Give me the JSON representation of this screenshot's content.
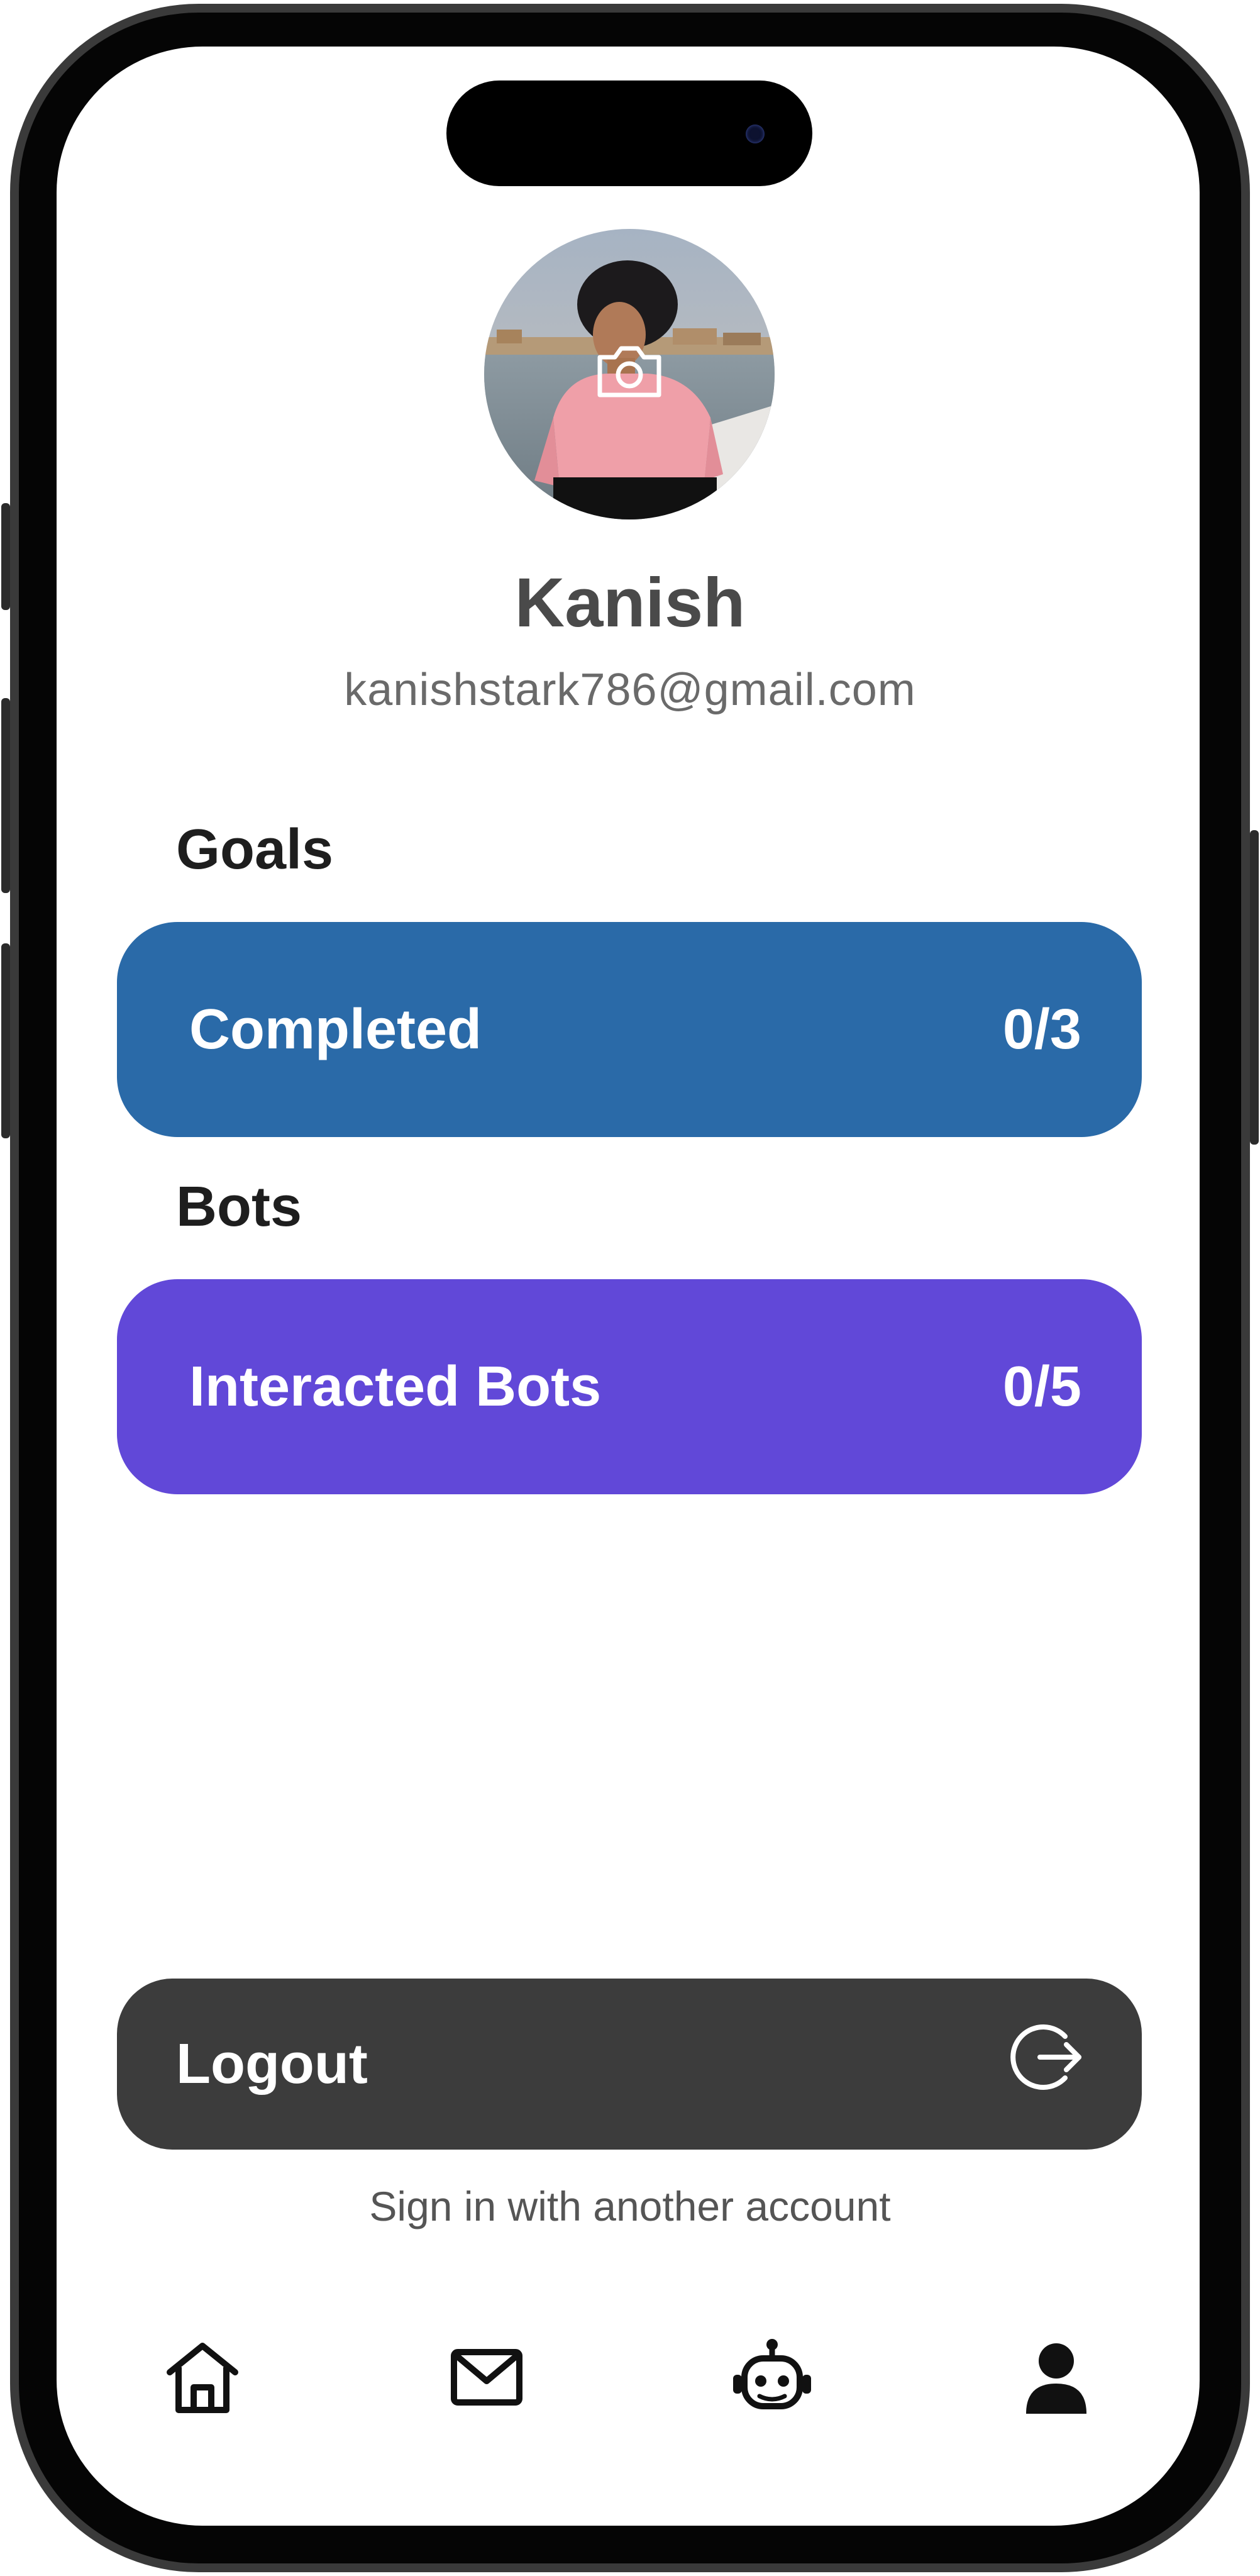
{
  "profile": {
    "name": "Kanish",
    "email": "kanishstark786@gmail.com"
  },
  "goals": {
    "heading": "Goals",
    "label": "Completed",
    "value": "0/3",
    "color": "#2a6aa8"
  },
  "bots": {
    "heading": "Bots",
    "label": "Interacted Bots",
    "value": "0/5",
    "color": "#6148d8"
  },
  "logout": {
    "label": "Logout",
    "icon": "logout-icon",
    "color": "#3c3c3c"
  },
  "switch_account": "Sign in with another account",
  "nav": {
    "items": [
      {
        "icon": "home-icon",
        "active": false
      },
      {
        "icon": "mail-icon",
        "active": false
      },
      {
        "icon": "bot-icon",
        "active": false
      },
      {
        "icon": "profile-icon",
        "active": true
      }
    ]
  }
}
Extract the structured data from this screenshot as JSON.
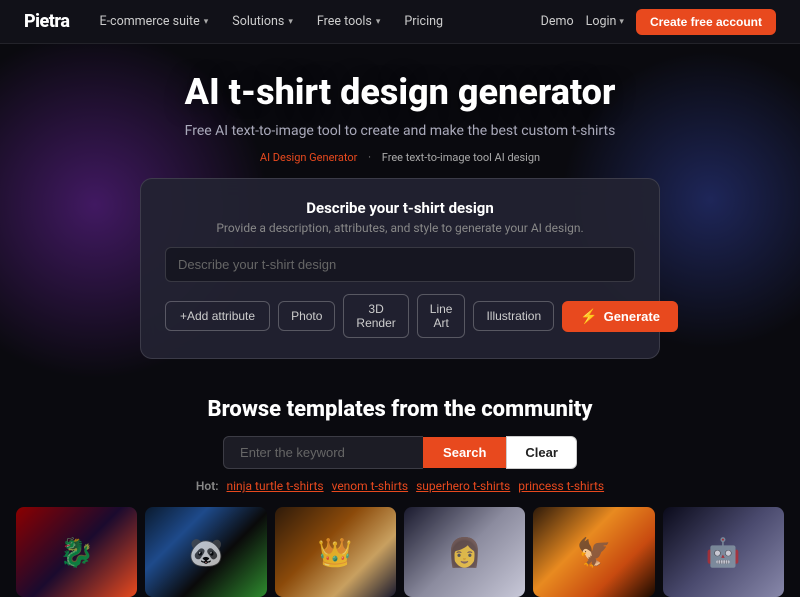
{
  "nav": {
    "logo": "Pietra",
    "items": [
      {
        "label": "E-commerce suite",
        "has_dropdown": true
      },
      {
        "label": "Solutions",
        "has_dropdown": true
      },
      {
        "label": "Free tools",
        "has_dropdown": true
      },
      {
        "label": "Pricing",
        "has_dropdown": false
      }
    ],
    "right": {
      "demo": "Demo",
      "login": "Login",
      "create_account": "Create free account"
    }
  },
  "hero": {
    "title": "AI t-shirt design generator",
    "subtitle": "Free AI text-to-image tool to create and make the best custom t-shirts",
    "breadcrumb": {
      "prefix": "AI Design Generator",
      "sep": "·",
      "suffix": "Free text-to-image tool AI design"
    }
  },
  "design_card": {
    "title": "Describe your t-shirt design",
    "subtitle": "Provide a description, attributes, and style to generate your AI design.",
    "input_placeholder": "Describe your t-shirt design",
    "buttons": {
      "add_attribute": "+Add attribute",
      "photo": "Photo",
      "render_3d": "3D Render",
      "line_art": "Line Art",
      "illustration": "Illustration",
      "generate": "Generate"
    }
  },
  "browse": {
    "title": "Browse templates from the community",
    "search_placeholder": "Enter the keyword",
    "btn_search": "Search",
    "btn_clear": "Clear",
    "hot_label": "Hot:",
    "hot_tags": [
      "ninja turtle t-shirts",
      "venom t-shirts",
      "superhero t-shirts",
      "princess t-shirts"
    ]
  },
  "templates": [
    {
      "id": 1,
      "icon": "🐉"
    },
    {
      "id": 2,
      "icon": "🐼"
    },
    {
      "id": 3,
      "icon": "👑"
    },
    {
      "id": 4,
      "icon": "👩"
    },
    {
      "id": 5,
      "icon": "🦅"
    },
    {
      "id": 6,
      "icon": "🤖"
    }
  ],
  "colors": {
    "accent": "#e8491e",
    "bg_dark": "#0a0a0f",
    "nav_bg": "#111118"
  }
}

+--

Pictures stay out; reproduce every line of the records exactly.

Give me the JSON representation of this screenshot's content.
{
  "profile": {
    "name": "Kanish",
    "email": "kanishstark786@gmail.com"
  },
  "goals": {
    "heading": "Goals",
    "label": "Completed",
    "value": "0/3",
    "color": "#2a6aa8"
  },
  "bots": {
    "heading": "Bots",
    "label": "Interacted Bots",
    "value": "0/5",
    "color": "#6148d8"
  },
  "logout": {
    "label": "Logout",
    "icon": "logout-icon",
    "color": "#3c3c3c"
  },
  "switch_account": "Sign in with another account",
  "nav": {
    "items": [
      {
        "icon": "home-icon",
        "active": false
      },
      {
        "icon": "mail-icon",
        "active": false
      },
      {
        "icon": "bot-icon",
        "active": false
      },
      {
        "icon": "profile-icon",
        "active": true
      }
    ]
  }
}
Extract the structured data from this screenshot as JSON.
{
  "nav": {
    "logo": "Pietra",
    "items": [
      {
        "label": "E-commerce suite",
        "has_dropdown": true
      },
      {
        "label": "Solutions",
        "has_dropdown": true
      },
      {
        "label": "Free tools",
        "has_dropdown": true
      },
      {
        "label": "Pricing",
        "has_dropdown": false
      }
    ],
    "right": {
      "demo": "Demo",
      "login": "Login",
      "create_account": "Create free account"
    }
  },
  "hero": {
    "title": "AI t-shirt design generator",
    "subtitle": "Free AI text-to-image tool to create and make the best custom t-shirts",
    "breadcrumb": {
      "prefix": "AI Design Generator",
      "sep": "·",
      "suffix": "Free text-to-image tool AI design"
    }
  },
  "design_card": {
    "title": "Describe your t-shirt design",
    "subtitle": "Provide a description, attributes, and style to generate your AI design.",
    "input_placeholder": "Describe your t-shirt design",
    "buttons": {
      "add_attribute": "+Add attribute",
      "photo": "Photo",
      "render_3d": "3D Render",
      "line_art": "Line Art",
      "illustration": "Illustration",
      "generate": "Generate"
    }
  },
  "browse": {
    "title": "Browse templates from the community",
    "search_placeholder": "Enter the keyword",
    "btn_search": "Search",
    "btn_clear": "Clear",
    "hot_label": "Hot:",
    "hot_tags": [
      "ninja turtle t-shirts",
      "venom t-shirts",
      "superhero t-shirts",
      "princess t-shirts"
    ]
  },
  "templates": [
    {
      "id": 1,
      "icon": "🐉"
    },
    {
      "id": 2,
      "icon": "🐼"
    },
    {
      "id": 3,
      "icon": "👑"
    },
    {
      "id": 4,
      "icon": "👩"
    },
    {
      "id": 5,
      "icon": "🦅"
    },
    {
      "id": 6,
      "icon": "🤖"
    }
  ],
  "colors": {
    "accent": "#e8491e",
    "bg_dark": "#0a0a0f",
    "nav_bg": "#111118"
  }
}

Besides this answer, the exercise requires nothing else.